Since 2002, heroin use in the United States has risen along with heroin-related deaths. According to the Centers for Disease Control and Prevention, the rate of past-year heroin use jumped 63 percent, from 1.6 per 1,000 persons age 12 and older in 2002 to 2.6 in 2012, while the number of heroin-related deaths quadrupled, from .7 to 2.7 deaths per 100,000.
The SANDAG study looks at soon-to-be released local Substance Abuse Monitoring data in relation to the individuals who were interviewed (646 who were not positive for opiates and 100 who were). It found that, while there was no significant difference in opiate-positive rates by age, there was a difference by ethnicity, with 20 percent of white arrestees testing positive compared with 9 percent of Hispanics and 6 percent of blacks. For gender, while the difference in positive rates was not significant, females reported using heroin significantly more days per month on average than males (15.3 versus 8.7).
More than eight in ten (83 percent) of those persons positive for opiates were also positive for methamphetamines, compared with 55 percent of those not positive for opiates. About half (46 percent) of arrestees positive for opiates were also positive for marijuana, and 4 percent were positive for cocaine.
Arrestees who tested positive for opiates were more likely to report ever having been homeless (73 percent versus 58 percent) and were also more likely to report being unemployed and looking for work (69 percent versus 56 percent).
More than six in ten (63 percent) of those who said they had used heroin reported injecting it; and of these, 81 percent said they had injected in the past year.

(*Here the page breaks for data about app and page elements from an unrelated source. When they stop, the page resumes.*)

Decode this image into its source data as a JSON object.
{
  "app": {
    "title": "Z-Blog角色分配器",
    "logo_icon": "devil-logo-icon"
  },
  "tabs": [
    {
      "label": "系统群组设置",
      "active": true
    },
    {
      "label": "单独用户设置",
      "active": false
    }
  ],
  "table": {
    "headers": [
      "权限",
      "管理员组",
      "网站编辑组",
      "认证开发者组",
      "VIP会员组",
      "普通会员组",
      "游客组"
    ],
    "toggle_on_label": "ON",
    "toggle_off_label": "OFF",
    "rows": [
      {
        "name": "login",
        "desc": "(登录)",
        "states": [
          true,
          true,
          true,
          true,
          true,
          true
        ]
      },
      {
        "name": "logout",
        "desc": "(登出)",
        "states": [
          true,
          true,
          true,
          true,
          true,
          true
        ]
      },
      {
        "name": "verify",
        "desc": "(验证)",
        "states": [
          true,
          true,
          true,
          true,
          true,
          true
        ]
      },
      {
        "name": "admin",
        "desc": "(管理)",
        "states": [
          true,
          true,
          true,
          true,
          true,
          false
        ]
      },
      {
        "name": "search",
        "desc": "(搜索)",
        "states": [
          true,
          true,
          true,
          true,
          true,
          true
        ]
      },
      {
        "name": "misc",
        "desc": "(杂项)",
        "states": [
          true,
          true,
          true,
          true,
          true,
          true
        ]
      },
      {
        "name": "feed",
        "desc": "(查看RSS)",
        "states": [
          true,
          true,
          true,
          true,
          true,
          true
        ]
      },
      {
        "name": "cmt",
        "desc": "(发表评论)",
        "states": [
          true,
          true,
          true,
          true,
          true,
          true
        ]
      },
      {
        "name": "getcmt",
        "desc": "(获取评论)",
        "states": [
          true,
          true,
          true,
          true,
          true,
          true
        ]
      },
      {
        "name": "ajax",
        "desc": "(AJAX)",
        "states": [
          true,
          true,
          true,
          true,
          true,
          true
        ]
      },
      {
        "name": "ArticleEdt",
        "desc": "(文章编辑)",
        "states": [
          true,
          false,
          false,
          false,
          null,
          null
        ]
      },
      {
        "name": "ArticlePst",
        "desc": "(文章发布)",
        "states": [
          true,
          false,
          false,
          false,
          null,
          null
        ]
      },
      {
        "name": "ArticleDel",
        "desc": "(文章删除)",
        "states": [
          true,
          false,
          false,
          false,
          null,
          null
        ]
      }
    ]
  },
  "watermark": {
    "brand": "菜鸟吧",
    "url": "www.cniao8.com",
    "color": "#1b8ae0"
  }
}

About four in ten (43 percent) of those positive for opiates who reported injecting also reported that they shared their needles.
Those positive for opiates were more likely to report they had a mental health diagnosis for some type of disorder (39 percent versus 28 percent) and also that they had previously thought about taking their own lives (43 percent versus 25 percent). Some 24 percent of those positive for opiates said they had been approached to transport drugs across the border from Mexico, compared with 13 percent of those who weren’t positive.